The Reclamation of McCaffrey’s The Ship Who Sang

From Clockworks2
Jump to navigationJump to search

Swehla, Tessa. "The Reclamation of McCaffrey’s The Ship Who Sang: Irony as Resistance to Utopian Ableist Narratives." Selected ICFA 2021 Papers, conveniently published and as of November 2021 available on line in SFRA Review 51.3 (Summer 2021).[1]

The "Reclamation" may overstate the importance of academic publications — even one as influential in several fields as Donna Haraway's "A Manifesto for Cyborgs" — but with that nit picked: this is an excellent argument against a reading of Anne McCaffrey's The Ship Who Sang (and other Helva stories) as pre-feminist and ableist.

The main character of The Ship Who Sang is a disabled woman, Helva, whose body is encased in a spaceship. The text positions Helva as disabled in the opening lines[...]: “She was born a thing and as such would be condemned if she failed to pass the encephalograph test required of all newborn babies” [...]. Here is a government, Central Worlds, that has seized complete control over medical institutions and is concerned intimately with the bodies of its citizens, but styles itself as a [...] utopia that cares about the happiness and wellbeing of all its citizens. Helva is positioned as labor for Central Worlds: she is a cargo ship, a diplomat, an artist, a scout ship, and an informational processing machine [...]. [...]

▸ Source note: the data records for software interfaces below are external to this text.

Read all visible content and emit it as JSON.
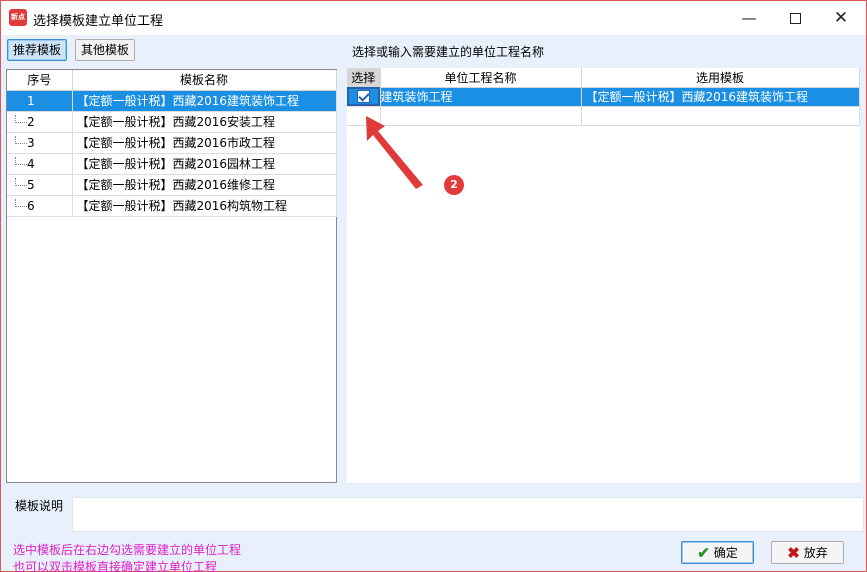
{
  "window": {
    "title": "选择模板建立单位工程",
    "app_icon_text": "新点",
    "minimize_glyph": "—",
    "close_glyph": "✕"
  },
  "tabs": [
    {
      "label": "推荐模板",
      "active": true
    },
    {
      "label": "其他模板",
      "active": false
    }
  ],
  "left_table": {
    "headers": [
      "序号",
      "模板名称"
    ],
    "rows": [
      {
        "no": "1",
        "name": "【定额一般计税】西藏2016建筑装饰工程",
        "selected": true
      },
      {
        "no": "2",
        "name": "【定额一般计税】西藏2016安装工程",
        "selected": false
      },
      {
        "no": "3",
        "name": "【定额一般计税】西藏2016市政工程",
        "selected": false
      },
      {
        "no": "4",
        "name": "【定额一般计税】西藏2016园林工程",
        "selected": false
      },
      {
        "no": "5",
        "name": "【定额一般计税】西藏2016维修工程",
        "selected": false
      },
      {
        "no": "6",
        "name": "【定额一般计税】西藏2016构筑物工程",
        "selected": false
      }
    ]
  },
  "right_section": {
    "label": "选择或输入需要建立的单位工程名称",
    "headers": [
      "选择",
      "单位工程名称",
      "选用模板"
    ],
    "rows": [
      {
        "checked": true,
        "project_name": "建筑装饰工程",
        "template": "【定额一般计税】西藏2016建筑装饰工程"
      }
    ]
  },
  "annotation": {
    "badge_number": "2",
    "color": "#e03a3a"
  },
  "description": {
    "label": "模板说明",
    "value": ""
  },
  "hints": [
    "选中模板后在右边勾选需要建立的单位工程",
    "也可以双击模板直接确定建立单位工程"
  ],
  "buttons": {
    "ok_label": "确定",
    "cancel_label": "放弃"
  },
  "colors": {
    "selection": "#1a8fe3",
    "hint_text": "#e020c8",
    "ok_icon": "#1e9a1e",
    "cancel_icon": "#c01818"
  }
}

The controversy surrounding the novel stems in part from a misreading of the text by Donna Haraway. In her “A Cyborg Manifesto,” Haraway briefly references Helva as an example of how people with prosthetics might pose a challenge to organic integrity: “Anne McCaffrey’s pre-feminist The Ship Who Sang (1969) explored the consciousness of a cyborg, hybrid of girl’s brain and complex machinery, formed after the birth of a severely handicapped child. Gender, sexuality, embodiment, skill: all were reconstituted in the story. Why should our bodies end at the skin, or include at best other beings encapsulated by skin?” [***]

In her blog post [...],” disability activist Sarah Einstein reacted to reading the first lines of the novel with horror at the thought of a future where “disability is so depersonalizing that the very promising are rewarded with slavery and disembodiment; those who don’t pass the test for these rewards are put to death” (Einstein). These readings are supported by the paratext surrounding the novel. After all, the back cover of the Del Rey collection of these stories includes [...,] “Helva Had Been Born Human… but only her brain had been saved — saved to be schooled, programmed and implanted in the sleek titanium body of an intergalactic scout ship” (Ship). This is inconsistent with the novel, which insists again and again that Helva and the other shell-people are not disembodied brains but are bodyminds whose nervous systems have been connected to a ship as an advanced form of prostheses. It is easy to see how Haraway may have misread the text through the lens of this framing, and it is furthermore understandable why many crip theorists and disabled readers have dismissed the novel as ableist [...].

What McCaffrey’s novel does is explore the ironic relationship between utopia and cheerful affect. [...] In The Ship Who Sang, the cheerfulness of these characters, a signifier of utopia, is deliberately juxtaposed with darker signaling of dystopia to create that double-vision [...]. Helva is [Ursula K.] Le Guin’s “child in the basement” ["The Ones Who Walk Away from Omelas," 1973[2]] that allows the Central Worlds to thrive; she exists in a dystopia within the same spatial plain as utopia, a utopia that relies on her very existence. [3]

RDE, finishing, 7Nov21